Cleveland's largest steel plant, and the most efficient steel plant in the world, will undergo voluntary layoffs, but it doesn't seem to be cause for huge concern so far.
Those of us who have lived in Cleveland have heard this kind of news plenty over the past few decades. Plant layoffs used to be commonplace. But, as we told in our June 2008 story Men of Steel, that kind of feast and famine was supposed to be the old way of doing things.
Granted, as you can see below by the Morning Star tracking of the parent company's share price, our story came out just before a massive crashing of the share price which has fallen some 72 percent since our story was published.
And global demand for steel is weakening due to the global financial meltdown (which technically is not a recession -- at least until the fourth quarter GDP numbers are released in January). A Reuters analysis piece published here says that steel demand could be suffering until next summer.
The Cleveland plant has idled its blast furnaces, but the layoffs so far are all voluntary. Don Whipkey, who was prominently featured in our story, says 11 workers were hired last week. Management is telling the union they should restart by late January or early February.
"There's no sense of panic. Actually, guys are looking for time off," he says.
The plant is increasing training for employees and keeping folks busy, just like they said they would, he says.

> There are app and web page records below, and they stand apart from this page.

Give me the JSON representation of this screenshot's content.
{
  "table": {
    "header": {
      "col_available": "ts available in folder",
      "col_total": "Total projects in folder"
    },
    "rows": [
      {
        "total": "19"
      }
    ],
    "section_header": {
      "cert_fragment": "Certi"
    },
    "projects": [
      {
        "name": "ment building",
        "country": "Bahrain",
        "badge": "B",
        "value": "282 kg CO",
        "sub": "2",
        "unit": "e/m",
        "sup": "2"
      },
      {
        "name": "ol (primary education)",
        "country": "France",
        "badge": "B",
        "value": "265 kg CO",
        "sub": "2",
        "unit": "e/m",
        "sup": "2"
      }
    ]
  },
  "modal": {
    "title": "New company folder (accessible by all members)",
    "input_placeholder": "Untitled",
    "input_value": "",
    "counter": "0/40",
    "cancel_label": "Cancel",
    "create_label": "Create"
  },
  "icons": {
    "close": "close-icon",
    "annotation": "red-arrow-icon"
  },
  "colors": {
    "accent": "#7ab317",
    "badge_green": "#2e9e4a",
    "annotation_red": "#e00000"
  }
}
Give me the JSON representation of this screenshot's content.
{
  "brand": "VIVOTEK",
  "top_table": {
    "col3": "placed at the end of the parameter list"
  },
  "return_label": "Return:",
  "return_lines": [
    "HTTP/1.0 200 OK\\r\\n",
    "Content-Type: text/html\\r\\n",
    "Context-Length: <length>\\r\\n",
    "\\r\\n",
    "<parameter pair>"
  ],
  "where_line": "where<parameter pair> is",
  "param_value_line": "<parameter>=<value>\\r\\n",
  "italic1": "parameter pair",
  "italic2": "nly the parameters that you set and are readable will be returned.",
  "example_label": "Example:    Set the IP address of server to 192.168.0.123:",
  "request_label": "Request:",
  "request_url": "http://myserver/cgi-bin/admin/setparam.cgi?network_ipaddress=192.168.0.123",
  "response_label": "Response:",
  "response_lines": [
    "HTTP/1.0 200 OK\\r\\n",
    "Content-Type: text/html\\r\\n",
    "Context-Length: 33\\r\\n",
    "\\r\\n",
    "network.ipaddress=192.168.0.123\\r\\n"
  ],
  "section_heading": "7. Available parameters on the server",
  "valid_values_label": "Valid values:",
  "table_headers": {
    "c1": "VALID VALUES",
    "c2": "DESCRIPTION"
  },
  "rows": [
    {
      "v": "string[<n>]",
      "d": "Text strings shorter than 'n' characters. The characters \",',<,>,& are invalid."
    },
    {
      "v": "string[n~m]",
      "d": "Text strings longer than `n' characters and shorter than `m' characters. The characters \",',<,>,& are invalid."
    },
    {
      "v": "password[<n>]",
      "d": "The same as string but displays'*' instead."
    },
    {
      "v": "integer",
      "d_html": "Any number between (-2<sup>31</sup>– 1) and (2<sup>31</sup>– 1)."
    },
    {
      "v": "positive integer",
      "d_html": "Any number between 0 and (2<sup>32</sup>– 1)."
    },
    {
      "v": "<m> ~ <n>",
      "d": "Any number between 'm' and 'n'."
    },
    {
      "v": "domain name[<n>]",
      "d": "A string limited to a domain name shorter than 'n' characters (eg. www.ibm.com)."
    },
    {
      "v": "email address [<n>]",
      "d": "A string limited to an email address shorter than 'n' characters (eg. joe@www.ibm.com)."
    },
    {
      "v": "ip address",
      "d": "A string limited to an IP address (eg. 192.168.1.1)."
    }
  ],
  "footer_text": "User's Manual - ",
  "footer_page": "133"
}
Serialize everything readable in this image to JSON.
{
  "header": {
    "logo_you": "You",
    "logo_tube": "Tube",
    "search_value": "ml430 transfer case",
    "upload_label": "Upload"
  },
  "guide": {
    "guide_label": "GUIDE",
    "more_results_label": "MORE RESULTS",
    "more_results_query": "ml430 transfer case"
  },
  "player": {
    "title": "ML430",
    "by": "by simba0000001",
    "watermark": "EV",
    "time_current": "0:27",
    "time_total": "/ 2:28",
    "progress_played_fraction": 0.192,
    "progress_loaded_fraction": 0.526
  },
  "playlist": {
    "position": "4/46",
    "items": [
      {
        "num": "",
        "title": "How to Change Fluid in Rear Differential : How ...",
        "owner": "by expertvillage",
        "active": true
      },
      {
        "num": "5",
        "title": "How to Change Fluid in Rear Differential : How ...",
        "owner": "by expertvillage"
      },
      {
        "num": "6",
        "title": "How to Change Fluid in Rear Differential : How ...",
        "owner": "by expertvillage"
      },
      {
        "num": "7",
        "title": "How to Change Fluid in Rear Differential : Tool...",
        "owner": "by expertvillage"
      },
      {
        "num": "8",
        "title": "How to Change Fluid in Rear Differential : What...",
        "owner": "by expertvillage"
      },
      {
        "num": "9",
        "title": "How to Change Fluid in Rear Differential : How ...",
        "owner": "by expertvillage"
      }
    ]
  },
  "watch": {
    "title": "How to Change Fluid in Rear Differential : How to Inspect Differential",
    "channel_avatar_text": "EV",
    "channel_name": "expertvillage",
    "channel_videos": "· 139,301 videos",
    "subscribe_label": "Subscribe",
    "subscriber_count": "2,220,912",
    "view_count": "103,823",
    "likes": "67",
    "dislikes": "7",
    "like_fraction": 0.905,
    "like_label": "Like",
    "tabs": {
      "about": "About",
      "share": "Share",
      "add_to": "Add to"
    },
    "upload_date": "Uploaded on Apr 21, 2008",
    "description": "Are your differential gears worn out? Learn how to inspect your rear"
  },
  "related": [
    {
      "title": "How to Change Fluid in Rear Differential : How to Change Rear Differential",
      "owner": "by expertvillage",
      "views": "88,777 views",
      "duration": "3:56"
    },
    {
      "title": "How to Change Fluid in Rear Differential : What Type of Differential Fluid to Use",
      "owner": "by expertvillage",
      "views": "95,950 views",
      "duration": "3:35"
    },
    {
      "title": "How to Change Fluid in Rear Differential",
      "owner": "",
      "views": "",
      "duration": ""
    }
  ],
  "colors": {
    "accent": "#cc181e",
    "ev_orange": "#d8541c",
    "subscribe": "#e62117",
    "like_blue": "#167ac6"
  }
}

So nobody is overly frightened about the future of steel in Cleveland, Whipkey says. Not that it's easy to scare a steelworker: "We've been through it all."